Exercise description:
The records below are to be reproduced word for word.

Task inputs:
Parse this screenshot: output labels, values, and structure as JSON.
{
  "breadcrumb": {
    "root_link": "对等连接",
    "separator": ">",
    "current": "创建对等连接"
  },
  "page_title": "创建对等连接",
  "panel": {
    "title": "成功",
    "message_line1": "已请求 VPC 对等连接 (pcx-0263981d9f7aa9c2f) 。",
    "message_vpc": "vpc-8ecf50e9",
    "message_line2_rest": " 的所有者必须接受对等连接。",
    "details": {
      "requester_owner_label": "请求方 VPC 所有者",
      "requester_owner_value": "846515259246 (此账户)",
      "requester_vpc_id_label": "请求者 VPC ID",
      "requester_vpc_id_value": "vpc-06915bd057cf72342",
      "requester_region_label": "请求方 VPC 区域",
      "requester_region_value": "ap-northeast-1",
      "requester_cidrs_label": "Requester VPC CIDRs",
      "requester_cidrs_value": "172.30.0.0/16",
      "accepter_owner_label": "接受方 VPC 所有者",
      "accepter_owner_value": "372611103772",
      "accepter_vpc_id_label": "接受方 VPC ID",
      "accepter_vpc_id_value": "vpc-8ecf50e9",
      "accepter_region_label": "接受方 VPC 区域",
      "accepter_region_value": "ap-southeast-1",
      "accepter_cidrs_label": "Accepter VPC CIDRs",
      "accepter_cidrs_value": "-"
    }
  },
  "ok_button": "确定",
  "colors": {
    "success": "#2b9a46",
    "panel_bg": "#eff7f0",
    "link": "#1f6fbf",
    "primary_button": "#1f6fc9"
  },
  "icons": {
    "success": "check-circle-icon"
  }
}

Solution for this exercise:
Parse this screenshot: output labels, values, and structure as JSON.
{
  "breadcrumb": {
    "root_link": "对等连接",
    "separator": ">",
    "current": "创建对等连接"
  },
  "page_title": "创建对等连接",
  "panel": {
    "title": "成功",
    "message_line1": "已请求 VPC 对等连接 (pcx-0263981d9f7aa9c2f) 。",
    "message_vpc": "vpc-8ecf50e9",
    "message_line2_rest": " 的所有者必须接受对等连接。",
    "details": {
      "requester_owner_label": "请求方 VPC 所有者",
      "requester_owner_value": "846515259246 (此账户)",
      "requester_vpc_id_label": "请求者 VPC ID",
      "requester_vpc_id_value": "vpc-06915bd057cf72342",
      "requester_region_label": "请求方 VPC 区域",
      "requester_region_value": "ap-northeast-1",
      "requester_cidrs_label": "Requester VPC CIDRs",
      "requester_cidrs_value": "172.30.0.0/16",
      "accepter_owner_label": "接受方 VPC 所有者",
      "accepter_owner_value": "372611103772",
      "accepter_vpc_id_label": "接受方 VPC ID",
      "accepter_vpc_id_value": "vpc-8ecf50e9",
      "accepter_region_label": "接受方 VPC 区域",
      "accepter_region_value": "ap-southeast-1",
      "accepter_cidrs_label": "Accepter VPC CIDRs",
      "accepter_cidrs_value": "-"
    }
  },
  "ok_button": "确定",
  "colors": {
    "success": "#2b9a46",
    "panel_bg": "#eff7f0",
    "link": "#1f6fbf",
    "primary_button": "#1f6fc9"
  },
  "icons": {
    "success": "check-circle-icon"
  }
}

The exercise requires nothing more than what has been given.